- Based on mileage it can be estimated when running shoes (which are possibly linked itself and supply the necessary data) are worn out and need to be replaced.
- Special dietary supplements can be offered to athletes who provide exceptional high performance.
- Whoever runs long distances, might be interested in participating in a running event, such as a marathon as well.
- Sporty performance can be linked with incentives (such as 1% discount per each 10 km run) and be integrated into campaigns accordingly (another 20 kilometers and you can save 10% when buying our latest fitness collection).
- Keeping track of geo-data while running allows marketing messages with location reference (after jogging, drop by at our store located at …).
- Practical services to the performance data - like training plans and diet tips - can be enriched with advertising messages.
But the Internet of Things did not only open up new potential for marketing communications in B2C. In B2B, the topic is often referred to as ’Industry 4.0’ in which the service communication in particular can benefit from it. For example, by continuously monitoring machines, the wear lifespan can be detected and the notification of an inspection be given in time; or the reorder of consumables (screws, plates, etc.) may be requested depending on the production output.

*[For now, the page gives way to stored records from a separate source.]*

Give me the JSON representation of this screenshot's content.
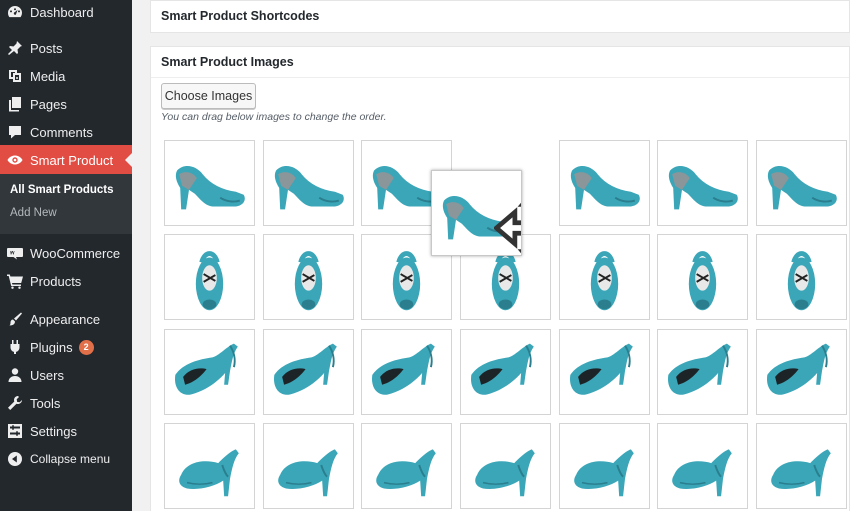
{
  "sidebar": {
    "items": [
      {
        "label": "Dashboard",
        "icon": "dashboard-icon"
      },
      {
        "label": "Posts",
        "icon": "pin-icon"
      },
      {
        "label": "Media",
        "icon": "media-icon"
      },
      {
        "label": "Pages",
        "icon": "pages-icon"
      },
      {
        "label": "Comments",
        "icon": "comment-icon"
      },
      {
        "label": "Smart Product",
        "icon": "eye-icon"
      },
      {
        "label": "WooCommerce",
        "icon": "woocommerce-icon"
      },
      {
        "label": "Products",
        "icon": "cart-icon"
      },
      {
        "label": "Appearance",
        "icon": "brush-icon"
      },
      {
        "label": "Plugins",
        "icon": "plug-icon",
        "badge": "2"
      },
      {
        "label": "Users",
        "icon": "user-icon"
      },
      {
        "label": "Tools",
        "icon": "wrench-icon"
      },
      {
        "label": "Settings",
        "icon": "settings-icon"
      },
      {
        "label": "Collapse menu",
        "icon": "collapse-icon"
      }
    ],
    "submenu": {
      "current": "All Smart Products",
      "add_new": "Add New"
    }
  },
  "main": {
    "shortcodes_title": "Smart Product Shortcodes",
    "images_title": "Smart Product Images",
    "choose_button": "Choose Images",
    "hint": "You can drag below images to change the order."
  },
  "colors": {
    "shoe": "#3aa6b8",
    "shoe_dark": "#2a7e8d",
    "active_menu": "#e14d43",
    "sidebar": "#23282d"
  },
  "grid": {
    "rows": 4,
    "columns": 7,
    "views_by_row": [
      "side",
      "front",
      "profile",
      "back"
    ],
    "dragged_view": "side"
  }
}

Privacy and data security are the big challenges still to be mastered
However, the Internet of Things not only offers new opportunities for marketing communications but challenges companies as well, especially in the field of data protection and data security. We all know that captured data can be highly sensitive, be it health information of clients in B2C or data on business-relevant processes in the B2B, which therefore require highest demands on data protection and security. Not to mention that with any data producing device additional sources and transmissions occur, making data protection the more essential in order to avoid and prevent misuse.
By Daniela La Marca